**Dataset entries**
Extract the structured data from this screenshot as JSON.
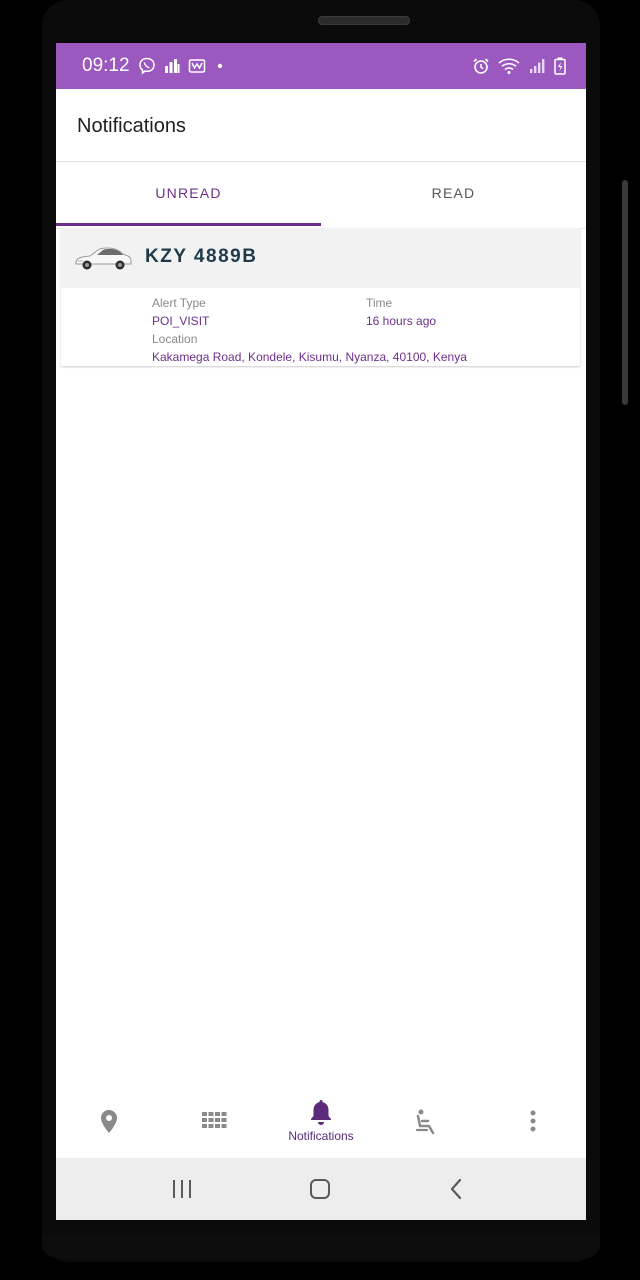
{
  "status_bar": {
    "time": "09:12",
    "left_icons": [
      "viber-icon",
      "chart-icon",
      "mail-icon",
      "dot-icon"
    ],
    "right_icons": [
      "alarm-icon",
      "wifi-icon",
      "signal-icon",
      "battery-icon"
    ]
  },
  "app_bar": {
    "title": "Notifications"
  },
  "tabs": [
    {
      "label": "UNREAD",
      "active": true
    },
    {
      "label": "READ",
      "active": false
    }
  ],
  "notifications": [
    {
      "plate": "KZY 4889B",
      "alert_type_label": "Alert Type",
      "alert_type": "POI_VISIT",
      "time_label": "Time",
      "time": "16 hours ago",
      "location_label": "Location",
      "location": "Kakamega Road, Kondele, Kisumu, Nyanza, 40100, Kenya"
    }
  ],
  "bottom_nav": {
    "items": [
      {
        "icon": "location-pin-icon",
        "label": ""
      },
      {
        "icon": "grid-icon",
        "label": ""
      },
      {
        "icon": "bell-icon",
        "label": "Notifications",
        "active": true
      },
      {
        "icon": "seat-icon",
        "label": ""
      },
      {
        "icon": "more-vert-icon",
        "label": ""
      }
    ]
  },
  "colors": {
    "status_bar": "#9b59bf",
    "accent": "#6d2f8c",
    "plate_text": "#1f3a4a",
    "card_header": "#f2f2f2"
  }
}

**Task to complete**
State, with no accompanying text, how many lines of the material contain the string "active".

**Task answer**
3